But remember, this movie shot in the fall and winter of 2020-21, an incredibly difficult time. Darling was one of the first Warners movies to start after the Covid shutdowns. As such, Wilde would often hold meetings preaching Covid safety and asking cast and crew to avoid large gatherings, especially around the holidays. Then she and Styles appeared together at the early January wedding of Jeffrey Azoff, Styles’ manager, at San Ysidro Ranch. Some on the crew took that as a sign that the safety rules Wilde preached didn’t apply to her and Styles.

The film suffered several Covid-related shutdowns as it filmed in Los Angeles and Palm Springs, requiring an extension of the shoot dates. That’s not uncommon these days. The budget also ballooned from a planned $20 million to between $30 million and $35 million, per sources. As with many Covid-era films, the delays led to conflicts with the schedules of key collaborators. To keep one of those artisans on set as long as possible, Wilde asked Warner Bros. to pay for a private jet to facilitate travel, a request Warners’ then-chairman Toby Emmerich denied. So Wilde paid the $28,000 PJ costs herself. Given the Covid hurdles, one source at Warners said the studio didn’t consider this project to be particularly challenged. New Line’s Richard Brener, the lead executive on the film, has told people he would work with Wilde again. 
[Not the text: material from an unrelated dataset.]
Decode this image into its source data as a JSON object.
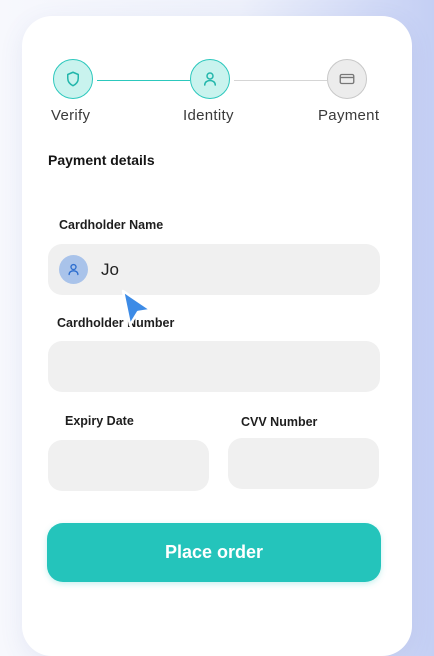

That’s why the Wilde media meltdown is so odd. She’s sullying her own film. Even the greenest stars these days know to stay on-message, lest you become grist for the aggregator mills and social media hordes. Doesn’t Wilde—a 38-year old who is under a microscope, has been doing this for a long time, is enjoying the kind of platform reserved for the upper echelon of filmmakers, and even happens to be the child of journalists—know better? She must, right? 

None of this matters, of course, if the movie opens. And maybe this will all be additive. David Herrin of The Quorum did some polling this weekend, and the preliminary result is that awareness of Don’t Worry Darling increased from 17 percent to 21 percent this week. That’s a 24 percent spike, likely driven by the noise, though overall awareness of the film is still low. (TV ads haven’t started.) Interestingly, among those who learned about this film this week, about 70 percent said the news made them want to see the movie more.

So we’ll see. If so, Wilde may have the last laugh here. And then maybe we’ll all herald her as a media genius.